**WHAT YOU SHOULD DO:** Take each line of the material that includes "data" and copy it.

'''

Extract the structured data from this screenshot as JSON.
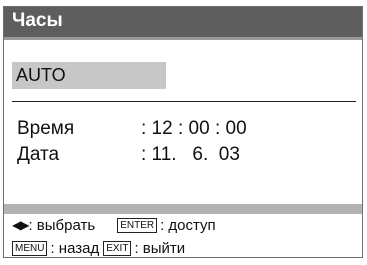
{
  "menu": {
    "title": "Часы",
    "mode_value": "AUTO"
  },
  "fields": {
    "time": {
      "label": "Время",
      "value": ": 12 : 00 : 00"
    },
    "date": {
      "label": "Дата",
      "value": ": 11.   6.  03"
    }
  },
  "help": {
    "arrows_icon": "left-right-arrows-icon",
    "arrows_glyph": "◀▶",
    "select_text": ": выбрать",
    "enter_key": "ENTER",
    "enter_text": ": доступ",
    "menu_key": "MENU",
    "menu_text": ": назад",
    "exit_key": "EXIT",
    "exit_text": ": выйти"
  },
  "colors": {
    "title_bar": "#5e5e5e",
    "mode_highlight": "#c7c7c7",
    "separator": "#b3b3b3"
  }
}
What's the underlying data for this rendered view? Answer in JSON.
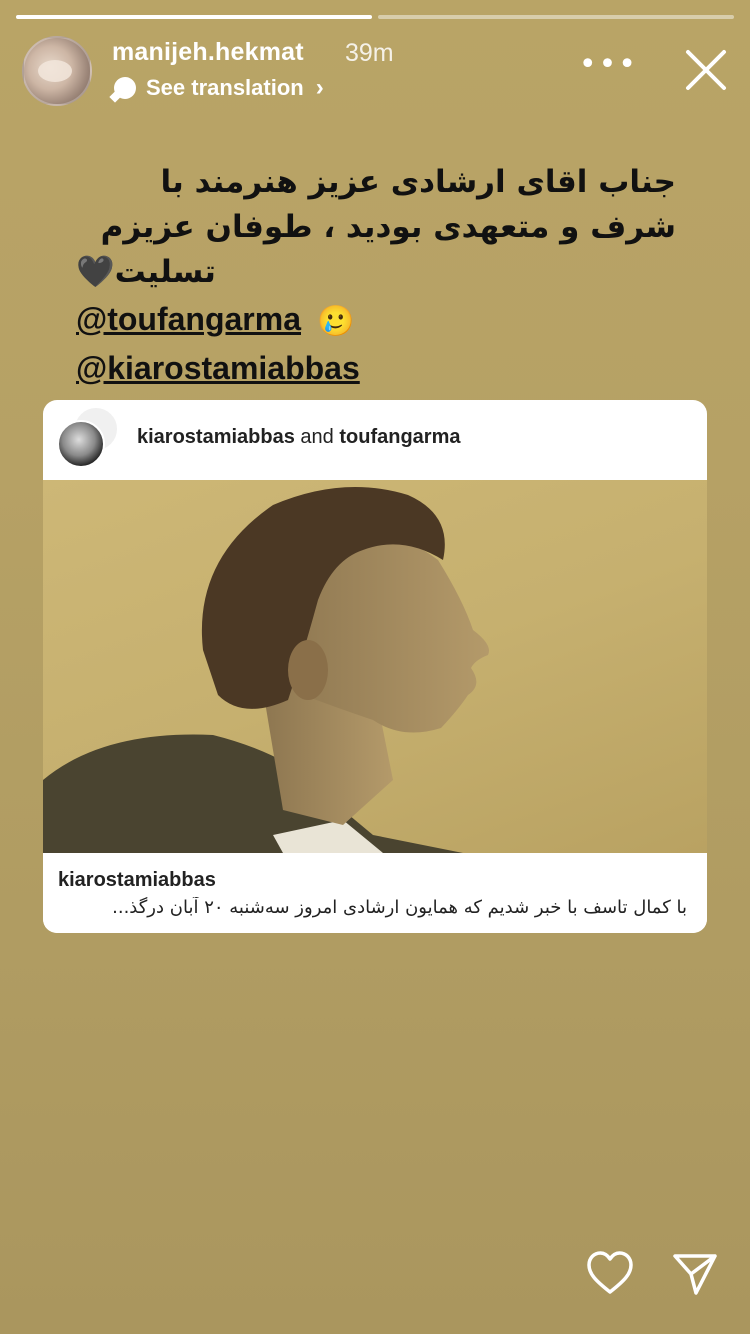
{
  "progress": [
    {
      "fill": 1.0
    },
    {
      "fill": 0.0
    }
  ],
  "header": {
    "username": "manijeh.hekmat",
    "time": "39m",
    "translation": "See translation",
    "more_icon": "more-dots-icon",
    "close_icon": "close-icon"
  },
  "story": {
    "text_lines": [
      "جناب اقای ارشادی عزیز  هنرمند با",
      "شرف و متعهدی بودید ، طوفان عزیزم",
      "تسلیت🖤"
    ],
    "mentions": [
      "@toufangarma",
      "@kiarostamiabbas"
    ],
    "emoji": "🥲"
  },
  "card": {
    "author_1": "kiarostamiabbas",
    "joiner": "and",
    "author_2": "toufangarma",
    "caption_user": "kiarostamiabbas",
    "caption": "با کمال تاسف با خبر شدیم که همایون ارشادی امروز سه‌شنبه ۲۰ آبان درگذ..."
  },
  "actions": {
    "like_icon": "heart-icon",
    "share_icon": "send-icon"
  },
  "colors": {
    "background": "#b19d63",
    "text_dark": "#111111",
    "card_bg": "#ffffff"
  }
}
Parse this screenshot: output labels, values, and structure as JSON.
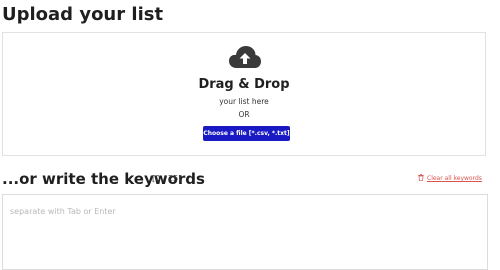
{
  "upload": {
    "title": "Upload your list",
    "dropzone": {
      "icon": "cloud-upload-icon",
      "heading": "Drag & Drop",
      "sub": "your list here",
      "or": "OR",
      "button_label": "Choose a file [*.csv, *.txt]"
    }
  },
  "keywords": {
    "title": "...or write the keywords",
    "counter": "[0 / 25]",
    "clear_label": "Clear all keywords",
    "placeholder": "separate with Tab or Enter",
    "value": ""
  },
  "colors": {
    "button": "#1a1ac4",
    "clear_link": "#d9534f",
    "icon": "#3a3a3a"
  }
}
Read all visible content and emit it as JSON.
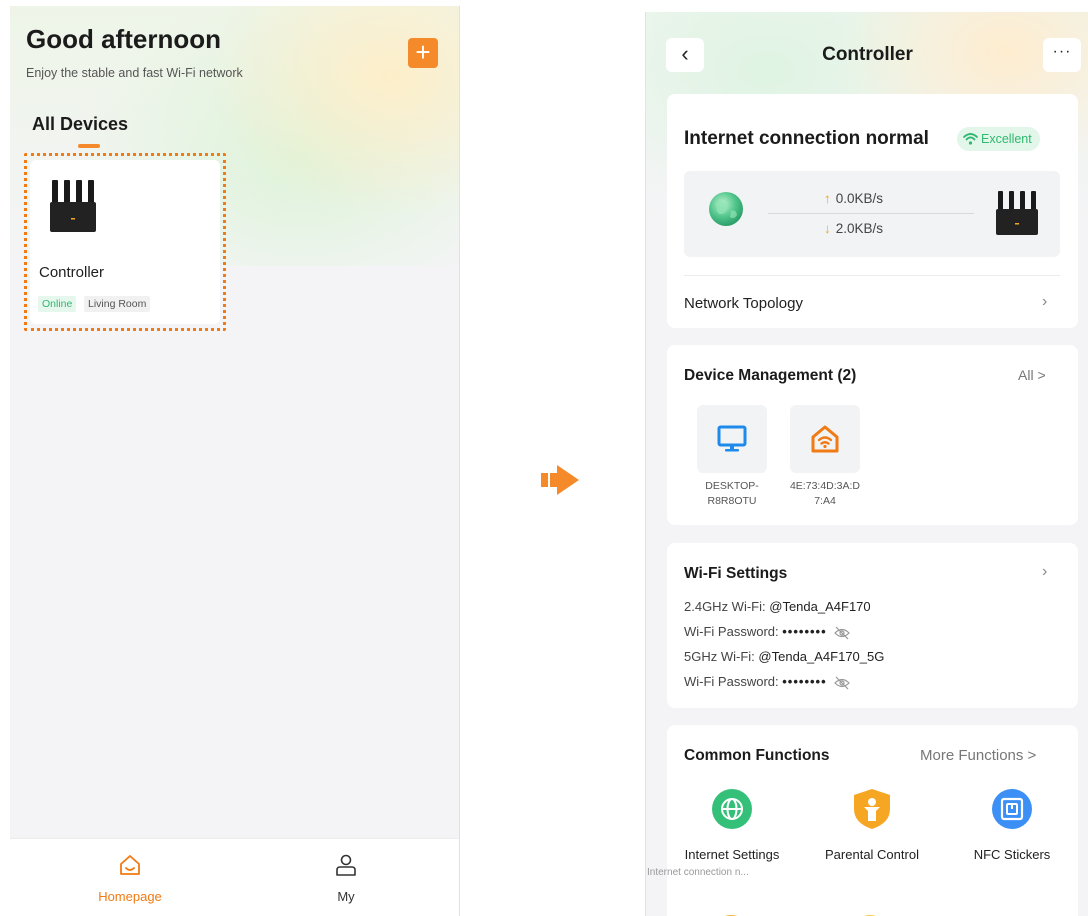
{
  "left_screen": {
    "greeting": "Good afternoon",
    "subtitle": "Enjoy the stable and fast Wi-Fi network",
    "add_icon": "plus-icon",
    "section_title": "All Devices",
    "device": {
      "name": "Controller",
      "status": "Online",
      "location": "Living Room"
    },
    "nav": [
      {
        "label": "Homepage",
        "icon": "home-icon"
      },
      {
        "label": "My",
        "icon": "user-icon"
      }
    ]
  },
  "right_screen": {
    "title": "Controller",
    "back_icon": "chevron-left-icon",
    "more_icon": "more-icon",
    "connection": {
      "status": "Internet connection normal",
      "quality": "Excellent",
      "upload": "0.0KB/s",
      "download": "2.0KB/s"
    },
    "topology_label": "Network Topology",
    "device_management": {
      "title": "Device Management (2)",
      "all_label": "All >",
      "devices": [
        {
          "line1": "DESKTOP-",
          "line2": "R8R8OTU",
          "icon": "desktop-icon"
        },
        {
          "line1": "4E:73:4D:3A:D",
          "line2": "7:A4",
          "icon": "smart-home-icon"
        }
      ]
    },
    "wifi": {
      "title": "Wi-Fi Settings",
      "band24_label": "2.4GHz Wi-Fi:",
      "band24_ssid": "@Tenda_A4F170",
      "password_label": "Wi-Fi Password:",
      "password_mask": "••••••••",
      "band5_label": "5GHz Wi-Fi:",
      "band5_ssid": "@Tenda_A4F170_5G"
    },
    "functions": {
      "title": "Common Functions",
      "more_label": "More Functions >",
      "items": [
        {
          "label": "Internet Settings",
          "sub": "Internet connection n...",
          "icon": "globe-icon",
          "color": "#35c07a"
        },
        {
          "label": "Parental Control",
          "sub": "",
          "icon": "parental-icon",
          "color": "#f5a623"
        },
        {
          "label": "NFC Stickers",
          "sub": "",
          "icon": "nfc-icon",
          "color": "#3b8ff5"
        }
      ]
    }
  },
  "colors": {
    "accent_orange": "#f07a14",
    "online_green": "#2fb870"
  }
}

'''

**SOLUTION TO THIS TASK:**
Extract the structured data from this screenshot as JSON.
What's the underlying data for this rendered view? Answer in JSON.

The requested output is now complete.